Whom the gods would humble, they first make a child actor. It seems like at some point between the onset of puberty and legal drinking age, every child star must stand at a twilit crossroads and choose between a graceful lapse into obscurity and a thwarted adult career, drinking problem, drug addiction, misery and resentment. Not everyone can be Winona Ryder or even Ricky (oops, sorry, Rick) Schroeder. And, unlike Drew Barrymore, not everybody lives long enough to clean up and get on with life after child stardom.
Consider the fortunes of River Phoenix.
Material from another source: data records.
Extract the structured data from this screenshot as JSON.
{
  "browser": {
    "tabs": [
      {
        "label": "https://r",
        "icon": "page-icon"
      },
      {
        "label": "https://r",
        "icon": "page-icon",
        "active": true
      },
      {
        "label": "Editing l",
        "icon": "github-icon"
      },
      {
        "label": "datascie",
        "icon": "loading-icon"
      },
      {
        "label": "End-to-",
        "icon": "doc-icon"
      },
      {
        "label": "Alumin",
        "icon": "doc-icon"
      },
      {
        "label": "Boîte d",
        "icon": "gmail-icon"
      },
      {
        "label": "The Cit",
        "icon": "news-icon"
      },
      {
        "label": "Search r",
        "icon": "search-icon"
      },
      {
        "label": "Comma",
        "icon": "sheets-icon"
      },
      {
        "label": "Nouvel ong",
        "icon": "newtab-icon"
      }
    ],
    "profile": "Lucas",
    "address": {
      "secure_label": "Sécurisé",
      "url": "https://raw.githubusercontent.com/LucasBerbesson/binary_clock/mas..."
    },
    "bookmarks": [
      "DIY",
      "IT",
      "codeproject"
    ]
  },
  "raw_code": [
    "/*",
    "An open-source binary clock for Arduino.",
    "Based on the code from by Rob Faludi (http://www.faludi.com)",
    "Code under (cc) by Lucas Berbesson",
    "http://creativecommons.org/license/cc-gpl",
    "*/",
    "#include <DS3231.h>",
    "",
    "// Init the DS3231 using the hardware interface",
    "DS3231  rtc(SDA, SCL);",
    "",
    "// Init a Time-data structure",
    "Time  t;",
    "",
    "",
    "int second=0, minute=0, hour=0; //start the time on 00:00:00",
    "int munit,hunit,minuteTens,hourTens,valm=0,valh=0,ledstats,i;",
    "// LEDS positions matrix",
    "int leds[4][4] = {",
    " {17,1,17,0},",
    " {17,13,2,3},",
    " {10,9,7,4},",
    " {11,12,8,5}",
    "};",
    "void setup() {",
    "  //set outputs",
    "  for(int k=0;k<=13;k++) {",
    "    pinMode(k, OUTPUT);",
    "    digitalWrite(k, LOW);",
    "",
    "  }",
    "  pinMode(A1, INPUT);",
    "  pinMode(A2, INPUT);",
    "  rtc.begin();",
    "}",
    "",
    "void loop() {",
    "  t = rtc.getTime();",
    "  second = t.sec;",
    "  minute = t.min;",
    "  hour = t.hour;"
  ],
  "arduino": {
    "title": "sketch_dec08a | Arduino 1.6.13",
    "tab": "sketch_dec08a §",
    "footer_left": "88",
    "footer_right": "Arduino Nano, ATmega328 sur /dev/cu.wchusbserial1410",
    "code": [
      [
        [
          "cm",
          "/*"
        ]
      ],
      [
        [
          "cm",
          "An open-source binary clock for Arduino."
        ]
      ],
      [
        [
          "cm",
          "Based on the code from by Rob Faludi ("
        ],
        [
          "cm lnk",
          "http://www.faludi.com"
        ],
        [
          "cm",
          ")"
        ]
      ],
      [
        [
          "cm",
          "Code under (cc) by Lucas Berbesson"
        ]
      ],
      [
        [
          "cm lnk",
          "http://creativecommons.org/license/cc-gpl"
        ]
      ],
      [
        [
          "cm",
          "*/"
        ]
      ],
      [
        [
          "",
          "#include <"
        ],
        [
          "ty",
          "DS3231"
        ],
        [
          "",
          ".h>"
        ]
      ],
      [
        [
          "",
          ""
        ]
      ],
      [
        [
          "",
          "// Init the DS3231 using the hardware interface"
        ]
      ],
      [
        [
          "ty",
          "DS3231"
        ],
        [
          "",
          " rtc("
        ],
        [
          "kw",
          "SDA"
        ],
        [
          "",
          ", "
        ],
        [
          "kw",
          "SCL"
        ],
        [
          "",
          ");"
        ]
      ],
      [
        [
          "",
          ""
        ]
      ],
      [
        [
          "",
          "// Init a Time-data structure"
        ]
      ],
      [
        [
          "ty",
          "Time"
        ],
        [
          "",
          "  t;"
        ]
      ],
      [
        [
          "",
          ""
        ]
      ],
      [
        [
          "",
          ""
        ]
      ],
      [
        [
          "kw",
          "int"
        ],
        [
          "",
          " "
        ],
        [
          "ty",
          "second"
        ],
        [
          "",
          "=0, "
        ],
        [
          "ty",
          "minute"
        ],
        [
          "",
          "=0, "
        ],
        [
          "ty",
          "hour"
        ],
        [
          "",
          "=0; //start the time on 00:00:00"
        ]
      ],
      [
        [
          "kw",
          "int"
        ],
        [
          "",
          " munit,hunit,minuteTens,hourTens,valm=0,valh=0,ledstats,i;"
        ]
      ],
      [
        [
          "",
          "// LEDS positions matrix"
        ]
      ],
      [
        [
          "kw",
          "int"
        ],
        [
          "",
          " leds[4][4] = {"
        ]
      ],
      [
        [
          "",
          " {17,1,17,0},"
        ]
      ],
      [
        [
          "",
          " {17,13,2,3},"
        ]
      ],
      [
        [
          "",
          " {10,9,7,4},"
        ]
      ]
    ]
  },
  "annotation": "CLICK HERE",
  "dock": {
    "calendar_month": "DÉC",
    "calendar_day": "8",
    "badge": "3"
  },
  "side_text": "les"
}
Or Anissa Jones, who played Buffy on TV’s “A Family Affair,” found dead at age18 of a self-inflicted overdose of barbiturates, PCP, cocaine and methaqualone in 1976. Or Dana Plato from “Diff’rent Strokes,” who drifted into a life of speed-fueled petty crime and late-night cable soft porn before departing this vale of tears with an overdose in May 1999. Gather ye roses while ye may, child star, and sock that money away in a trust fund. When the world finally gets sick of soft-drink darlings and the sun-kissed antics of preternaturally cute space larvae like Mary Kate and Ashley Olsen, there’s sure to be trouble.
Corey Feldman starred in practically every zany, youth-targeted movie made in the 1980s: Goonies, Gremlins, The Lost Boys, Stand By Me. Also a couple of potboilers like Meatballs III and Friday the 13th: Final Chapter, but at least as many memorable ones as forgettable clinkers. When he teamed up with his Canadian Lost Boys co-star Corey Haim, it seemed as though the sun would never set on the Corey empire.
Alas, things went south for Feldman in the late ’80s, with the tragic but statistically predictable lapse into alcohol, cocaine and heroin addiction. He spent a few years at the very bottom of the barrel before kicking his demons and reinventing himself, with moderate success, in the early ’90s as adult actor, director, producer and—yes, indeedy—musician. It may surprise many of you that Feldman, the erstwhile voice of Donatello on TV’s “Teenage Mutant Ninja Turtles,” recently came within a hair’s breadth of getting his band, Corey Feldman’s Truth Movement, booked at a popular Missoula nightspot. What stood in his way? An exorbitant financial guarantee, for starters, and the fact that the promotional CD his people sent along was sufficient cause for the bar owner to conclude that even the novelty value of seeing Corey Feldman play in Missoula would wear off somewhere between the intro and the first verse.
Feldman likes to compare his music to that of Pink Floyd, but what Still Searching for Soul actually sounds like is someone who has never heard Pink Floyd trying to imitate Pink Floyd after having Pink Floyd explained to him by Gary Coleman (That loveable little scamp! Did you know that in May he announced his intention to run for a California senate seat?). The fact that most of the lyrics consist of ponderous purple prose about how bad Hollywood used him only add to the strangely guilty sensation you get listening to Still Searching. I’m all for new beginnings, and he honestly seems like a really likeable, earnest guy, but Corey, I have to tell you: please start acting again soon.